YOUR GOAL
Since pictures are not wanted in the copy, output only the rest of each record exactly.

PROVIDED RECORDS
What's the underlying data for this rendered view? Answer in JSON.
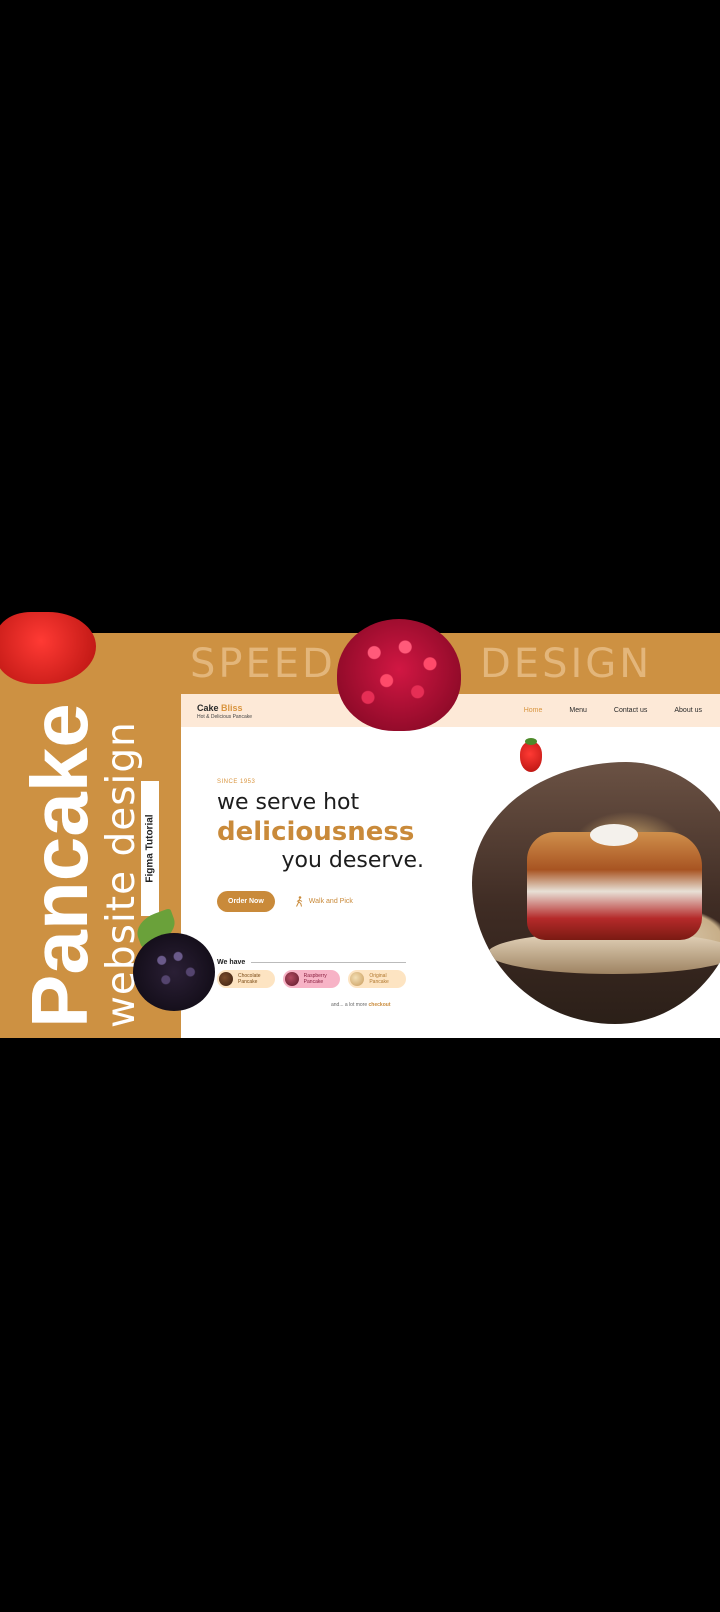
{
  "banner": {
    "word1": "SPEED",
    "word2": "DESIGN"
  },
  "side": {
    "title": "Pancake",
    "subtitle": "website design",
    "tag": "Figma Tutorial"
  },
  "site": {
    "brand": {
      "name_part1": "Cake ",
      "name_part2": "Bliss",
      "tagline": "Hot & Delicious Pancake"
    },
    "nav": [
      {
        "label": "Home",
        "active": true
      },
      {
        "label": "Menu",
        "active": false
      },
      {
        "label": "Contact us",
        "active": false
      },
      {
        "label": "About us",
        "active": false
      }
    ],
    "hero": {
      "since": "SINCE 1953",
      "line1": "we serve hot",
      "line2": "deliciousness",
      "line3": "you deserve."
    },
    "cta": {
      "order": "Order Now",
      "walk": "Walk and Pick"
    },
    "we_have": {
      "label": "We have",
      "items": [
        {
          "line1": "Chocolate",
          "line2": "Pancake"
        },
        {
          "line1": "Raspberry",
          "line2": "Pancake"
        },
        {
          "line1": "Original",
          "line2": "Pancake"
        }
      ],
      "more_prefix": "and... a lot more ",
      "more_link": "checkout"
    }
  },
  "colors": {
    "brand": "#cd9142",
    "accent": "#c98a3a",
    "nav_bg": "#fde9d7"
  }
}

SOLUTION TO THIS EXERCISE
What's the underlying data for this rendered view? Answer in JSON.
{
  "banner": {
    "word1": "SPEED",
    "word2": "DESIGN"
  },
  "side": {
    "title": "Pancake",
    "subtitle": "website design",
    "tag": "Figma Tutorial"
  },
  "site": {
    "brand": {
      "name_part1": "Cake ",
      "name_part2": "Bliss",
      "tagline": "Hot & Delicious Pancake"
    },
    "nav": [
      {
        "label": "Home",
        "active": true
      },
      {
        "label": "Menu",
        "active": false
      },
      {
        "label": "Contact us",
        "active": false
      },
      {
        "label": "About us",
        "active": false
      }
    ],
    "hero": {
      "since": "SINCE 1953",
      "line1": "we serve hot",
      "line2": "deliciousness",
      "line3": "you deserve."
    },
    "cta": {
      "order": "Order Now",
      "walk": "Walk and Pick"
    },
    "we_have": {
      "label": "We have",
      "items": [
        {
          "line1": "Chocolate",
          "line2": "Pancake"
        },
        {
          "line1": "Raspberry",
          "line2": "Pancake"
        },
        {
          "line1": "Original",
          "line2": "Pancake"
        }
      ],
      "more_prefix": "and... a lot more ",
      "more_link": "checkout"
    }
  },
  "colors": {
    "brand": "#cd9142",
    "accent": "#c98a3a",
    "nav_bg": "#fde9d7"
  }
}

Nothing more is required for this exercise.